- Preheat a teapot by pouring boiling water into it, raising the temperature of the teapot to at least 180°.
- Discard the water. In your teapot or filter, add 1 teaspoon of loose tea for each cup of tea you're brewing.
- Pour fresh boiling water over the tea or tea bag. This super-saturates the tea, allowing the perfect extraction of the flavor.
- Let the tea steep for a full 5 minutes.
- Pour the tea through a strainer into a cup.
Black Tea Brewing Temperature
Black teas taste best when brewed between 205° F and 212° F. Our wide offering of unique black tea blends results in different optimal temperatures, so it’s best to experiment to find the best temperature range. You can use electric water-dispensing pots to heat water to exact temperatures, or you can insert instant-read thermometers to check the water temperature prior to pouring over your black tea leaves.
Black Tea Brewing Time
As a general rule, black tea leaves should steep for at least 4 to 5 minutes. However, each batch and each drinker’s palate will dictate the proper brewing time. Observing both the tea liquor and the body will help you gauge whether you have brewed your tea for the correct amount of time.

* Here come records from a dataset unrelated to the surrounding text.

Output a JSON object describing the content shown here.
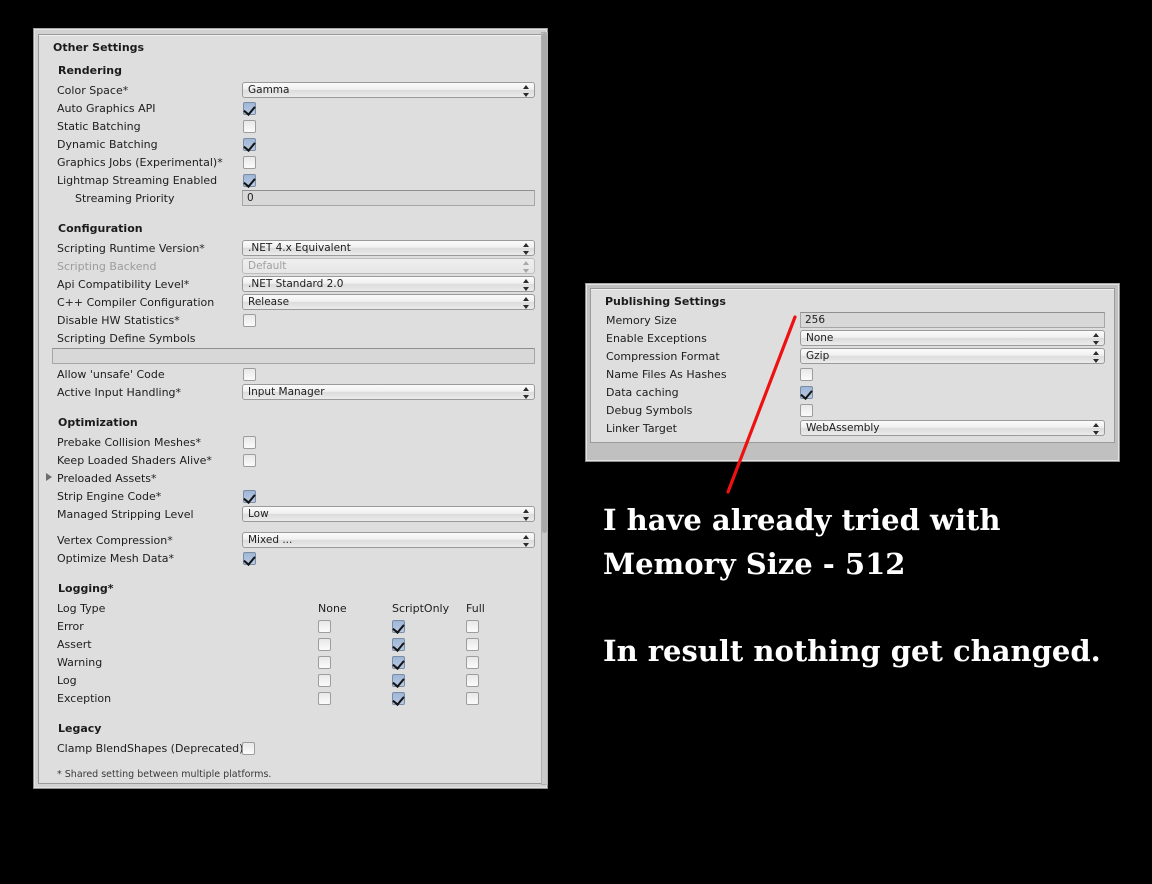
{
  "other_settings": {
    "title": "Other Settings",
    "groups": [
      {
        "name": "Rendering",
        "rows": [
          {
            "label": "Color Space*",
            "type": "dropdown",
            "value": "Gamma"
          },
          {
            "label": "Auto Graphics API",
            "type": "checkbox",
            "checked": true
          },
          {
            "label": "Static Batching",
            "type": "checkbox",
            "checked": false
          },
          {
            "label": "Dynamic Batching",
            "type": "checkbox",
            "checked": true
          },
          {
            "label": "Graphics Jobs (Experimental)*",
            "type": "checkbox",
            "checked": false
          },
          {
            "label": "Lightmap Streaming Enabled",
            "type": "checkbox",
            "checked": true
          },
          {
            "label": "Streaming Priority",
            "type": "textfield",
            "value": "0",
            "indent": true
          }
        ]
      },
      {
        "name": "Configuration",
        "rows": [
          {
            "label": "Scripting Runtime Version*",
            "type": "dropdown",
            "value": ".NET 4.x Equivalent"
          },
          {
            "label": "Scripting Backend",
            "type": "dropdown",
            "value": "Default",
            "disabled": true
          },
          {
            "label": "Api Compatibility Level*",
            "type": "dropdown",
            "value": ".NET Standard 2.0"
          },
          {
            "label": "C++ Compiler Configuration",
            "type": "dropdown",
            "value": "Release"
          },
          {
            "label": "Disable HW Statistics*",
            "type": "checkbox",
            "checked": false
          },
          {
            "label": "Scripting Define Symbols",
            "type": "label-only"
          },
          {
            "label": "",
            "type": "wide-textfield",
            "value": ""
          },
          {
            "label": "Allow 'unsafe' Code",
            "type": "checkbox",
            "checked": false
          },
          {
            "label": "Active Input Handling*",
            "type": "dropdown",
            "value": "Input Manager"
          }
        ]
      },
      {
        "name": "Optimization",
        "rows": [
          {
            "label": "Prebake Collision Meshes*",
            "type": "checkbox",
            "checked": false
          },
          {
            "label": "Keep Loaded Shaders Alive*",
            "type": "checkbox",
            "checked": false
          },
          {
            "label": "Preloaded Assets*",
            "type": "foldout",
            "expanded": false
          },
          {
            "label": "Strip Engine Code*",
            "type": "checkbox",
            "checked": true
          },
          {
            "label": "Managed Stripping Level",
            "type": "dropdown",
            "value": "Low"
          },
          {
            "label": "Vertex Compression*",
            "type": "dropdown",
            "value": "Mixed ..."
          },
          {
            "label": "Optimize Mesh Data*",
            "type": "checkbox",
            "checked": true
          }
        ]
      }
    ],
    "logging": {
      "name": "Logging*",
      "row_header": "Log Type",
      "columns": [
        "None",
        "ScriptOnly",
        "Full"
      ],
      "rows": [
        {
          "label": "Error",
          "selected": "ScriptOnly"
        },
        {
          "label": "Assert",
          "selected": "ScriptOnly"
        },
        {
          "label": "Warning",
          "selected": "ScriptOnly"
        },
        {
          "label": "Log",
          "selected": "ScriptOnly"
        },
        {
          "label": "Exception",
          "selected": "ScriptOnly"
        }
      ]
    },
    "legacy": {
      "name": "Legacy",
      "rows": [
        {
          "label": "Clamp BlendShapes (Deprecated)*",
          "type": "checkbox",
          "checked": false
        }
      ]
    },
    "footnote": "* Shared setting between multiple platforms."
  },
  "publishing_settings": {
    "title": "Publishing Settings",
    "rows": [
      {
        "label": "Memory Size",
        "type": "textfield",
        "value": "256"
      },
      {
        "label": "Enable Exceptions",
        "type": "dropdown",
        "value": "None"
      },
      {
        "label": "Compression Format",
        "type": "dropdown",
        "value": "Gzip"
      },
      {
        "label": "Name Files As Hashes",
        "type": "checkbox",
        "checked": false
      },
      {
        "label": "Data caching",
        "type": "checkbox",
        "checked": true
      },
      {
        "label": "Debug Symbols",
        "type": "checkbox",
        "checked": false
      },
      {
        "label": "Linker Target",
        "type": "dropdown",
        "value": "WebAssembly"
      }
    ]
  },
  "annotation": {
    "line1": "I have already  tried with",
    "line2": " Memory Size - 512",
    "line3": "In result nothing get changed.",
    "arrow_color": "#ee1111"
  },
  "colors": {
    "background": "#000000",
    "panel": "#dedede",
    "frame": "#d2d2d2",
    "checkbox_on": "#9eb6d6",
    "arrow": "#ee1111",
    "text": "#1d1d1d"
  }
}
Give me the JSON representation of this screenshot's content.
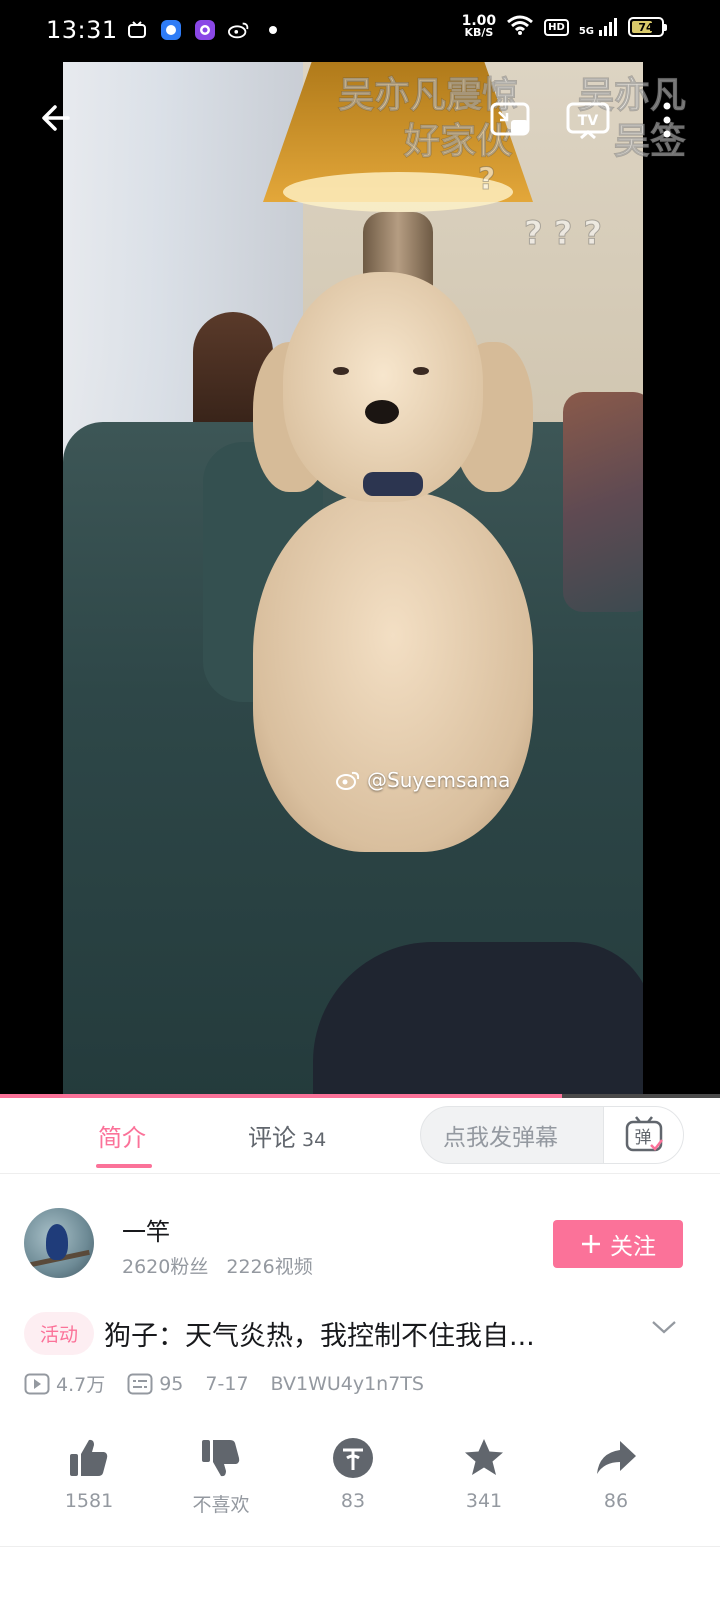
{
  "status_bar": {
    "time": "13:31",
    "net_speed_value": "1.00",
    "net_speed_unit": "KB/S",
    "hd_label": "HD",
    "signal_label": "5G",
    "battery": "74",
    "battery_level": 0.74,
    "battery_color": "#d8c86a"
  },
  "video": {
    "danmaku": [
      "吴亦凡震惊",
      "好家伙",
      "吴亦凡",
      "吴签",
      "?",
      "? ? ?"
    ],
    "watermark": "@Suyemsama",
    "progress": 0.78
  },
  "tabs": {
    "intro_label": "简介",
    "comments_label": "评论",
    "comments_count": "34",
    "danmaku_placeholder": "点我发弹幕",
    "danmaku_button_label": "弹"
  },
  "uploader": {
    "name": "一竿",
    "fans": "2620粉丝",
    "videos": "2226视频",
    "follow_label": "关注"
  },
  "video_info": {
    "tag": "活动",
    "title": "狗子：天气炎热，我控制不住我自...",
    "views": "4.7万",
    "danmaku_count": "95",
    "date": "7-17",
    "bvid": "BV1WU4y1n7TS"
  },
  "actions": {
    "like": "1581",
    "dislike": "不喜欢",
    "coin": "83",
    "favorite": "341",
    "share": "86"
  },
  "colors": {
    "accent": "#fb7299",
    "icon_gray": "#61666d",
    "text_secondary": "#9499a0"
  }
}
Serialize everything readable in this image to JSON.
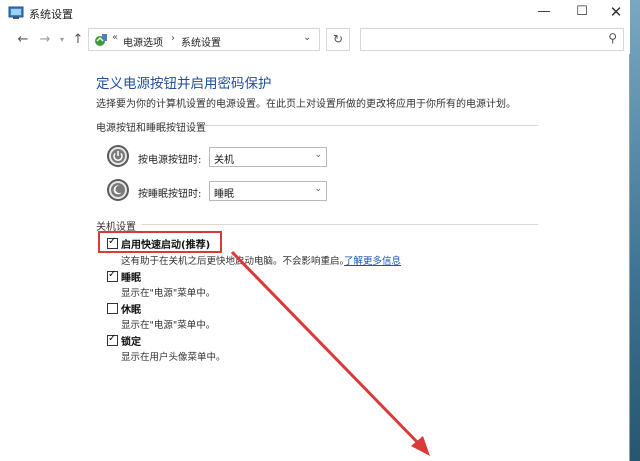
{
  "window": {
    "title": "系统设置",
    "controls": {
      "minimize": "—",
      "maximize": "☐",
      "close": "✕"
    }
  },
  "address": {
    "chevron": "«",
    "crumbs": [
      "电源选项",
      "系统设置"
    ],
    "separator": "›"
  },
  "content": {
    "heading": "定义电源按钮并启用密码保护",
    "description": "选择要为你的计算机设置的电源设置。在此页上对设置所做的更改将应用于你所有的电源计划。",
    "power_group": {
      "title": "电源按钮和睡眠按钮设置",
      "rows": [
        {
          "label": "按电源按钮时:",
          "value": "关机"
        },
        {
          "label": "按睡眠按钮时:",
          "value": "睡眠"
        }
      ]
    },
    "shutdown_group": {
      "title": "关机设置",
      "options": [
        {
          "label": "启用快速启动(推荐)",
          "checked": true,
          "desc": "这有助于在关机之后更快地启动电脑。不会影响重启。",
          "link": "了解更多信息"
        },
        {
          "label": "睡眠",
          "checked": true,
          "desc": "显示在\"电源\"菜单中。"
        },
        {
          "label": "休眠",
          "checked": false,
          "desc": "显示在\"电源\"菜单中。"
        },
        {
          "label": "锁定",
          "checked": true,
          "desc": "显示在用户头像菜单中。"
        }
      ]
    }
  },
  "annotation": {
    "color": "#d93a3a"
  },
  "colors": {
    "heading": "#1f4e9a",
    "link": "#1a55b5"
  }
}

If you’re looking for a stronger cup of tea, it’s best to increase the amount of tea used instead of increasing the brewing time.